A telecom tower located in Rothrock State Forest, near State College, Pennsylvania, collapsed on Thanksgiving morning November 28, a victim of 44 mile-per-hour wind gusts. The tower’s tenants included the State College translator for Sinclair Broadcast Group’s NBC television affiliate WJAC and GetWireless, a rural wireless internet service provider.
SBA Towers, which owns the tower, sought to replace the existing tower with a robust lattice structure, back in 2017, before the zoning hearing board in the Ferguson Township but was denied because the municipality’s ordinance only allows monopoles in such circumstances.
Since then no one has been able to climb the tower to make repairs because it was unsafe, according to Dan Myers, president, GetWireless.
On July 23, the 180′ lattice tower structure was again the subject of a Zoning Hearing Board meeting in local municipality Ferguson Township, where its owner SBA Towers appealed the earlier decision asking for a variance of the monopole ordinance and the right to replace the existing tower with a more robust structure, also of lattice design.
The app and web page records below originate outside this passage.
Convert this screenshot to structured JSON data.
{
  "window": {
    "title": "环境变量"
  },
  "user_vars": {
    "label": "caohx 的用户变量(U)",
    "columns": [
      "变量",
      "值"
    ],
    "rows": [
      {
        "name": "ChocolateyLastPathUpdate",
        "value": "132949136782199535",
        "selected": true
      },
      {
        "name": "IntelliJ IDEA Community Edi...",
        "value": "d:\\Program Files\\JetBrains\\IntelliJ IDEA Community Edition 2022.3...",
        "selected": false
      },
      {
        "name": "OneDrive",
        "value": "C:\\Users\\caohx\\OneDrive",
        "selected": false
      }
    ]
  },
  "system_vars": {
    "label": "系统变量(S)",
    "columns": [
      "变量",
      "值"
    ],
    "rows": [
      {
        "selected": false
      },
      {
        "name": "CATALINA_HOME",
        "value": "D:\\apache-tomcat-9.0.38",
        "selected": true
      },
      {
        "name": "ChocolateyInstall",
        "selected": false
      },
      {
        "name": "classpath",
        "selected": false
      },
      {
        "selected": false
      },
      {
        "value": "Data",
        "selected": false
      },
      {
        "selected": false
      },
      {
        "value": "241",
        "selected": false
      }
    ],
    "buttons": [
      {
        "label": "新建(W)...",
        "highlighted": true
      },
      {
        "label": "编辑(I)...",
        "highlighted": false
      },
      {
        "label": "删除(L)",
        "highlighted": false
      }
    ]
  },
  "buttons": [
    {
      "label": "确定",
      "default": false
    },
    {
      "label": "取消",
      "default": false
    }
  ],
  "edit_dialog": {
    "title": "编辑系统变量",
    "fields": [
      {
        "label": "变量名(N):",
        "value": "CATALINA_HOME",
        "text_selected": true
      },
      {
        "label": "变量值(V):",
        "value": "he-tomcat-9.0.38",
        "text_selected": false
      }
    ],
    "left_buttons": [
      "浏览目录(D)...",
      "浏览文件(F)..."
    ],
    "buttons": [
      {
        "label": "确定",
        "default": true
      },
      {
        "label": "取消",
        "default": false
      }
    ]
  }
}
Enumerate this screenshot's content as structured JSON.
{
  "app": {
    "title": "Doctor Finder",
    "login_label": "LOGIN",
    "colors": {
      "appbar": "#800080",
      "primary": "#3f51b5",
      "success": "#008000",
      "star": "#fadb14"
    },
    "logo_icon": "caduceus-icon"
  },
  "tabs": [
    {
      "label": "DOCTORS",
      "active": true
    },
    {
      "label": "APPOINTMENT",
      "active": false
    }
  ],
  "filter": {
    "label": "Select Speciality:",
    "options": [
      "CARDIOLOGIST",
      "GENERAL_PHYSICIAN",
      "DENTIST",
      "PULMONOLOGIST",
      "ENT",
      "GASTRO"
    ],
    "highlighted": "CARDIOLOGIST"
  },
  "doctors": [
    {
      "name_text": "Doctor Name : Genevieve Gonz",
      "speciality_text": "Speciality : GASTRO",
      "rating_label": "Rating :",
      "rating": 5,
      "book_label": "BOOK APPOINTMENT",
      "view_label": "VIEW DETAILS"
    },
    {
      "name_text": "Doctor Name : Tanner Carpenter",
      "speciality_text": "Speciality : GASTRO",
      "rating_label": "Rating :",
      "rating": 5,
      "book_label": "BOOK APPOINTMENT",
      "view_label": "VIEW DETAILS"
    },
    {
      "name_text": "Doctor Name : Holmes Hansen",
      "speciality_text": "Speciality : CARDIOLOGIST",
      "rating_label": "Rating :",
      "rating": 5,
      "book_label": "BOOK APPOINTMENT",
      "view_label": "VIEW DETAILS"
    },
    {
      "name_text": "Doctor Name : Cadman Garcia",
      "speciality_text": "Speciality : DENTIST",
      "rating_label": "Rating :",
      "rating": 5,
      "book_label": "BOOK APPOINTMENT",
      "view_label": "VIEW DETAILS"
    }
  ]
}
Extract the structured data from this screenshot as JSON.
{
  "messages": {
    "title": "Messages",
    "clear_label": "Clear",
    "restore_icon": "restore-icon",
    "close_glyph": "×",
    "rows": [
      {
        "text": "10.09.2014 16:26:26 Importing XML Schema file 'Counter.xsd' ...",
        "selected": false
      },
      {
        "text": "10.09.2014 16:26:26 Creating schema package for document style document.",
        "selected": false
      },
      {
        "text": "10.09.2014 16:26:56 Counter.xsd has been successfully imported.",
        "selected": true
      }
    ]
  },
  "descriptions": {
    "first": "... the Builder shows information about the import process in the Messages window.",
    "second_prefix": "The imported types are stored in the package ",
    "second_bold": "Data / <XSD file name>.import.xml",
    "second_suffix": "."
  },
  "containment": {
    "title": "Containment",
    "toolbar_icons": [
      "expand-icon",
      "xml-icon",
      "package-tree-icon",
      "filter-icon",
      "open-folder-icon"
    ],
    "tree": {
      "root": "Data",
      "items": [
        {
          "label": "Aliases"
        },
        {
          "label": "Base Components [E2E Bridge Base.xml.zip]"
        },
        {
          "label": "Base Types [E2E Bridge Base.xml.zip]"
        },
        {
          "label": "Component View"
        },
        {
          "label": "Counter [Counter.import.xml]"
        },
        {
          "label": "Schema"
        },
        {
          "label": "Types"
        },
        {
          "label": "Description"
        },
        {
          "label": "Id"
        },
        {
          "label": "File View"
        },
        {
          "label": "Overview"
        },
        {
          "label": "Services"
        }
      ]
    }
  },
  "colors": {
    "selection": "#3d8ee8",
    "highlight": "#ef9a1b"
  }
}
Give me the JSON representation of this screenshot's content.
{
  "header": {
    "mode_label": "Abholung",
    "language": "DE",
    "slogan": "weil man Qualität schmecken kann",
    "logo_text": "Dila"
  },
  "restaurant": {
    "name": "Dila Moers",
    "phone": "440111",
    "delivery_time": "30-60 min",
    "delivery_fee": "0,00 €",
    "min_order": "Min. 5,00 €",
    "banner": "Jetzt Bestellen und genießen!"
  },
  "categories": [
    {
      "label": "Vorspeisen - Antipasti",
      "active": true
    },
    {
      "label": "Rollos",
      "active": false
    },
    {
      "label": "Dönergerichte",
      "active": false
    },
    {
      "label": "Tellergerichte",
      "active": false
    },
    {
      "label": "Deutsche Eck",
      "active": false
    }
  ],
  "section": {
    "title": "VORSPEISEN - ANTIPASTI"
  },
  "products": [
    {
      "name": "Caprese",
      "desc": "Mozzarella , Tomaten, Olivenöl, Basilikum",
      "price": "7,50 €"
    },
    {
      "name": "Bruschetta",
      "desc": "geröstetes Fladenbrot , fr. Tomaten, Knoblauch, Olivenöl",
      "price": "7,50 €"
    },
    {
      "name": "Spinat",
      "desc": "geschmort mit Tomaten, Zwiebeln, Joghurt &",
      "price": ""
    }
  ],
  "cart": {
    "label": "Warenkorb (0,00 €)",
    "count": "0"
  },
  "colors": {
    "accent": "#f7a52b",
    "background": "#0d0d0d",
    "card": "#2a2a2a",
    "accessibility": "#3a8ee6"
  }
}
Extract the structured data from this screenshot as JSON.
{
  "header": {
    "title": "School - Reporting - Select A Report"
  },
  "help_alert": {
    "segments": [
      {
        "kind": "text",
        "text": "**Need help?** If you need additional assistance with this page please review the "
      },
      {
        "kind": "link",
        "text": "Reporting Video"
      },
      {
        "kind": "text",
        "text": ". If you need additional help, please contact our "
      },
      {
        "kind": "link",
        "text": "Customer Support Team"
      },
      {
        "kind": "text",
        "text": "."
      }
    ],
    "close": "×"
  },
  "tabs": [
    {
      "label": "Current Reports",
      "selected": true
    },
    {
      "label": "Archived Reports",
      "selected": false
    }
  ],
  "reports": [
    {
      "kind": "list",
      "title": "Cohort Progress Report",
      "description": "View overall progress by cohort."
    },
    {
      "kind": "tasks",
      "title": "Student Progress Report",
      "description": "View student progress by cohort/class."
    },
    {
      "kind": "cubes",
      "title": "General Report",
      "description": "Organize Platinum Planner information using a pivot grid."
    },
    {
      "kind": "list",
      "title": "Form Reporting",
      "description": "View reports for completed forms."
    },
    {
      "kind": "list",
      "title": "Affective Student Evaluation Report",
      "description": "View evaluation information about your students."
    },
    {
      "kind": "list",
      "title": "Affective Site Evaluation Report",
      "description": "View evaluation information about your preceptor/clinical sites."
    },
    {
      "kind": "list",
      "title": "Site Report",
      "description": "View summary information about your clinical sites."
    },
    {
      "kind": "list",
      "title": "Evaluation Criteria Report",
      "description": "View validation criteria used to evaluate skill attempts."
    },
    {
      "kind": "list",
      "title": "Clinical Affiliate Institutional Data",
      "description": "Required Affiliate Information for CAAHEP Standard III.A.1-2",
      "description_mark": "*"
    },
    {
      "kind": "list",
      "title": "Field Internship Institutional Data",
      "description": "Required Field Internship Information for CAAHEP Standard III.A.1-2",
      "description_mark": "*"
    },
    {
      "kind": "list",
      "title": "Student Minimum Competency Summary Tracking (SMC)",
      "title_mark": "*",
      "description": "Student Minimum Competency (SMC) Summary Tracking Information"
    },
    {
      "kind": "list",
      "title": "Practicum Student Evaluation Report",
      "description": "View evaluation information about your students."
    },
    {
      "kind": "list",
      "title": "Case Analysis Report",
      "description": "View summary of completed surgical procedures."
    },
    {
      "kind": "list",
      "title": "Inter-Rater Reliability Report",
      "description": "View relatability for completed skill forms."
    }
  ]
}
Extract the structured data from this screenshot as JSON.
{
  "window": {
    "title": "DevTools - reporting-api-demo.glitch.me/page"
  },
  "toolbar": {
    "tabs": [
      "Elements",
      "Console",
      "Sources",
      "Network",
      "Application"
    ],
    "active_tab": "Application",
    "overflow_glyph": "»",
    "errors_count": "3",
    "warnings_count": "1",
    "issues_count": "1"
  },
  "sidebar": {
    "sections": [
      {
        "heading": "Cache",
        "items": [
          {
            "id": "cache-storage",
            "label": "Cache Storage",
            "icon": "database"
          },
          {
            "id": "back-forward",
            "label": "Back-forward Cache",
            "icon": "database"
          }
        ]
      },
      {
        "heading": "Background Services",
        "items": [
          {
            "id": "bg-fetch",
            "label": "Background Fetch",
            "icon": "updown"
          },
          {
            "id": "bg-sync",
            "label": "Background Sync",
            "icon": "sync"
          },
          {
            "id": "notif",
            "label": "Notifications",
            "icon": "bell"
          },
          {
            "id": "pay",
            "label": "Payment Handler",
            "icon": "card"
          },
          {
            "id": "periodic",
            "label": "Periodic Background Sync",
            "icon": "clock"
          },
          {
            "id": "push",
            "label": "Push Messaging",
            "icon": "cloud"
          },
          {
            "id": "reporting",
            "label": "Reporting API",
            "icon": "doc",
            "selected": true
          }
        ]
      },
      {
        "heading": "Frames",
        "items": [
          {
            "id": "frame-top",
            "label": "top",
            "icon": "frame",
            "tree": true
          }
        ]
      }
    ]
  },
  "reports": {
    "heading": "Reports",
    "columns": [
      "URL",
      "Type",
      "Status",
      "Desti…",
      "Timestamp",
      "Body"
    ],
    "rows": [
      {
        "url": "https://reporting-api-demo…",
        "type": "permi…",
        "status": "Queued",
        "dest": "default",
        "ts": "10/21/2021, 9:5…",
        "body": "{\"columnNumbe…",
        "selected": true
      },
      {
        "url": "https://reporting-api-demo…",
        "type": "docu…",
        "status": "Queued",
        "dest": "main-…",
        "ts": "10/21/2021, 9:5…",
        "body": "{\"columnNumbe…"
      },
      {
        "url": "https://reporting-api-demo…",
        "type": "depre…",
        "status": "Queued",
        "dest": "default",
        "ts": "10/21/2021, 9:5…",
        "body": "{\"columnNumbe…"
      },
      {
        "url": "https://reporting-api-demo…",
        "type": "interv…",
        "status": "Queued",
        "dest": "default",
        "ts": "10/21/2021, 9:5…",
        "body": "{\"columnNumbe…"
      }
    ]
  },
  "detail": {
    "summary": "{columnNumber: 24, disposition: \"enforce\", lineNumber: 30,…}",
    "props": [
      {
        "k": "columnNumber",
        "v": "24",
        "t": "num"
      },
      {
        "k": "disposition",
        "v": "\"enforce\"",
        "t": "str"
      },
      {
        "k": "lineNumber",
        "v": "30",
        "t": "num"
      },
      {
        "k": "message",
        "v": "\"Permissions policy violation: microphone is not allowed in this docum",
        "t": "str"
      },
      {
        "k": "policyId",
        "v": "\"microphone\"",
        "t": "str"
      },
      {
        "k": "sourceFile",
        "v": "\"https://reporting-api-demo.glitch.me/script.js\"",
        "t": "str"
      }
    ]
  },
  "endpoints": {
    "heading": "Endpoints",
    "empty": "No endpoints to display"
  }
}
At the zoning hearing meeting, SBA’s attorney Joe Perotti said, “…the present tower is about to fall over.” Perotti added, “[the tower] is a health and human risk. The existing pole is going to fall, that is a risk and people will lose service.”
After hearing the arguments, the Ferguson Township Board went into executive session. Then it approved a variance to allow a lattice tower. But it was too late, the same winds that kept floats close to the ground in the Macey’s Thanksgiving Day Parade also buffeted central Pennsylvania bringing down the tower.
At press time, AGL eDigest learned the temporary tower that was put into place is not going to accept antennas, and the expected replacement tower is no longer going to be rebuilt, according to Myers. GetWireless has contracted to move its antennas to a structure owned by Centre Communications.
David Beyerle, a professional engineer in the Commonwealth of Pennsylvania and a IEEE Communications Society Wireless Communications Professional, helped with the reporting of this story. He works as a communications engineer at Pennsylvania State University nearby the tower site.